Doctrine of Error

These images were generated with a pretty simple program. It takes an input image and compares it against the current painted image. The program generates a new brush stroke and the new error is calculated between the input image and the painted image, if the stroke reduces the error it is kept, otherwise it is rejected. Final image here

Tank Man – Painted with the Doctrine of Error

I like how this one turned out, the source image of Tank Man was a bit noisy and I think it interacted with the algorithm in a cool way. Final image here.

I wrote this program in Racket. I’ve been meaning to learn a LISP or Scheme based language for a long time. I thought this program would be a fun way to start. The brush strokes use a technique called Globs which basically connect to circles together with splines in a way that it has first-derivative continuity with the circles. It’s a nice way to generate brush strokes. Final image here.

It was inspired by the Create Applications of Deep Learning class and Ben Garney’s blog posts about writing a proof of concept video chat system. In both cases, the technique of defining, measuring, and reducing error is the core concept that makes it all work. Final brain here.
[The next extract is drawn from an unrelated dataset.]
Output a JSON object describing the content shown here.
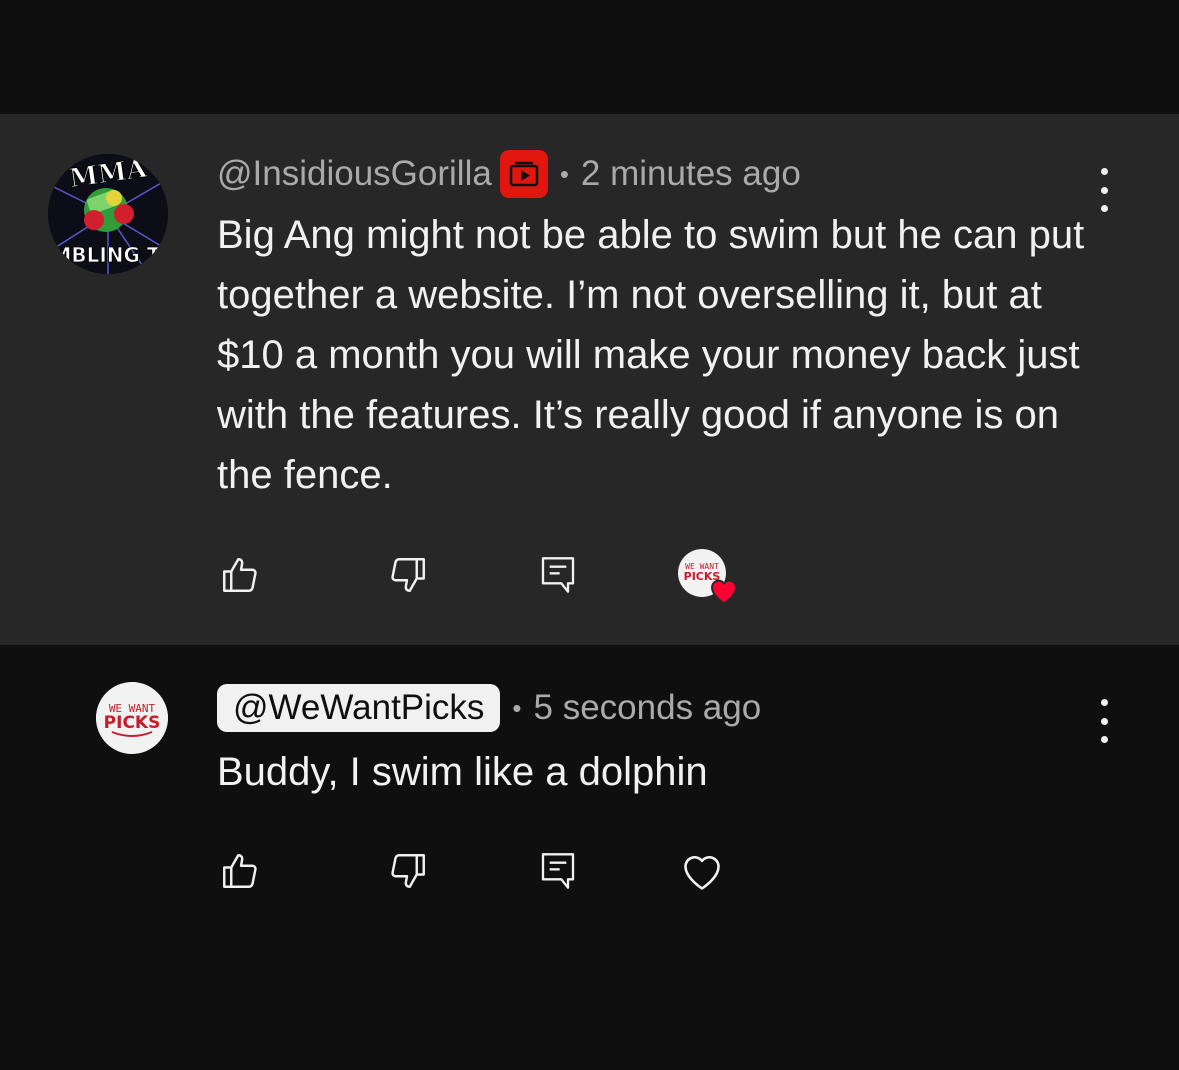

In the future, I’m planning to apply this to video. It’ll be straightforward to take the previous frame of a video and use it as the starting point for the next frame. I think the effect could be cool. I might also port a simple version of this to a more popular language and give a DorkbotPDX workshop on it. Final clocks here.